Most medications used to treat asthma appear to be safe, especially those that have been around for many years and have been time tested. Unfortunately, it is very difficult to do adequate studies in pregnant women to prove the safety of drugs.
Will asthma have any effect on my pregnancy and on the baby?
If uncontrolled, severe asthma may be harmful to the developing fetus. However, if well-controlled, it should not have adverse effect on you or your baby.
How does severe, uncontrolled asthma adversely affect the fetus?
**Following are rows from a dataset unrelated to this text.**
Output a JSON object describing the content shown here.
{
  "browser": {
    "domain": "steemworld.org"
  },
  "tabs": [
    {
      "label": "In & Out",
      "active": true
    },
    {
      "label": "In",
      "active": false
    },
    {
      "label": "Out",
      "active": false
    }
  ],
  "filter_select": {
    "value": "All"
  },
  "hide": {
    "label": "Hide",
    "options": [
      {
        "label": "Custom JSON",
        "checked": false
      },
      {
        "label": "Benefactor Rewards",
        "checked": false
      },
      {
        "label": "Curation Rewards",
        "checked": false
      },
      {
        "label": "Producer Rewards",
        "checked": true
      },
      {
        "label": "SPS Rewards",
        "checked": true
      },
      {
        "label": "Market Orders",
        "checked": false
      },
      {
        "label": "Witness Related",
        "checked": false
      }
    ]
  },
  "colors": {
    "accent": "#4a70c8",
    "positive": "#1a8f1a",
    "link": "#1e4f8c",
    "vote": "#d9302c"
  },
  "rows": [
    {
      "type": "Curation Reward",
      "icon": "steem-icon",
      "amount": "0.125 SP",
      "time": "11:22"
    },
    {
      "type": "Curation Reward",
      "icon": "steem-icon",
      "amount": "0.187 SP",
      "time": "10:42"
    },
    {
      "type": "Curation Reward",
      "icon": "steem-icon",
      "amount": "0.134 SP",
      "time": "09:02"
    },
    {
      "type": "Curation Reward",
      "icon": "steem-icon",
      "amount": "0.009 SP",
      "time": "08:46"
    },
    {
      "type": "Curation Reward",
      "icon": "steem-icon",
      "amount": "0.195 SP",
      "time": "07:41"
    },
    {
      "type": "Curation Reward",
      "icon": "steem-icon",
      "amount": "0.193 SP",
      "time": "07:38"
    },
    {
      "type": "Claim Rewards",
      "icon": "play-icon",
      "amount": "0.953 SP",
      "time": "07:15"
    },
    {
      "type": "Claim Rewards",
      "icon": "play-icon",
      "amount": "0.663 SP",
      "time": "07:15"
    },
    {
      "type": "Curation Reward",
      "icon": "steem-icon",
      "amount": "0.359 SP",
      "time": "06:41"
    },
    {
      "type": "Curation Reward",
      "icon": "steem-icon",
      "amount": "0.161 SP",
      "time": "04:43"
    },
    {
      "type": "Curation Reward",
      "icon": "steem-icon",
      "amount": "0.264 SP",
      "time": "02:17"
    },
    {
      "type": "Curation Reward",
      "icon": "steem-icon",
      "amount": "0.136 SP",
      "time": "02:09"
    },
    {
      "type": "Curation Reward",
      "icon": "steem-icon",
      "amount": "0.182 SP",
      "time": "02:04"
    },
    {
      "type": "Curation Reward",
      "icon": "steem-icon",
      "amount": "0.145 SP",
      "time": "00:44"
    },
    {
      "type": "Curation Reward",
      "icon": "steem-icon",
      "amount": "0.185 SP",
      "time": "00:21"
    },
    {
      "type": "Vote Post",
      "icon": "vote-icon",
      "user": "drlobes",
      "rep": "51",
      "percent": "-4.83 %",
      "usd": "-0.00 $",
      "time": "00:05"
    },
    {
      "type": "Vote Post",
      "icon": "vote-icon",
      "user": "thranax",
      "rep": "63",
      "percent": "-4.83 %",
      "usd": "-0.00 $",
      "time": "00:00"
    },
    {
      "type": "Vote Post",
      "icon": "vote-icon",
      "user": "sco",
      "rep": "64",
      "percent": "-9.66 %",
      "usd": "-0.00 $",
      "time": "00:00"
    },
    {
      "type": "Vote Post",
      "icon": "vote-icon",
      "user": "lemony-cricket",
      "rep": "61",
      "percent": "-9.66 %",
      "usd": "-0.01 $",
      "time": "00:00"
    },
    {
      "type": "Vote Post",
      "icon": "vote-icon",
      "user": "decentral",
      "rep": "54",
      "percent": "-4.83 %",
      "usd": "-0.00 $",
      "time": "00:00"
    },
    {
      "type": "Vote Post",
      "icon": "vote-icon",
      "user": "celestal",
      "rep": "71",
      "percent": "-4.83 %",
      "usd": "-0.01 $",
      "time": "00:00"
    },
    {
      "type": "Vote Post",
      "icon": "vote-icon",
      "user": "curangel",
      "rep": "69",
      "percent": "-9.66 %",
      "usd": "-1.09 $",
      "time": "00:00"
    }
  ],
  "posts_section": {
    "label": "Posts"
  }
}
The developing fetus depends on the mother to supply oxygen for growth and survival. Oxygen dissolved in her blood is transferred through the placenta to the fetus. Uncontrolled asthma causes a decrease in the mother’s oxygen which reduces the oxygen available to the developing fetus. This may result in impaired fetal growth; it could even affect survival of the fetus.
Will my asthma worsen during pregnancy? Is there any greater risk during labor and delivery?
Your asthma may worsen, stay unchanged or possibly improve during pregnancy. Although it cannot be accurately predicted in a first pregnancy, asthma usually follows the same course in subsequent pregnancies. For reasons not totally understood, asthma usually improves during labor and delivery, but even if a severe attack occurs then, appropriate treatment can be given, and complications are rare.
Can asthma medications safely be used during pregnancy?
Though no medication has been proven entirely safe for use during pregnancy, your doctor will carefully balance medication use and symptom control. Your treatment plan will be individualized so that potential benefits of medications outweigh the potential risks of these medications or of uncontrolled asthma.
Treatment with Dr.Shukla
Dr. Shukla of Brooklyn New York has been in practice for more than 15 years. He has provided the answers and treatments to many suffering from asthma, allergies, and sleep apnea. Here at the Asthma, Allergy and Sleep Center of New York, we provide you with a personalized, boutique approach to health care and pediatric pulmonology all under one roof. We emphasize prevention and use our advanced diagnostic technologies to give you and your child the best possible care. If you have questions regarding the relationship between asthma and pregnancy, contact us here today!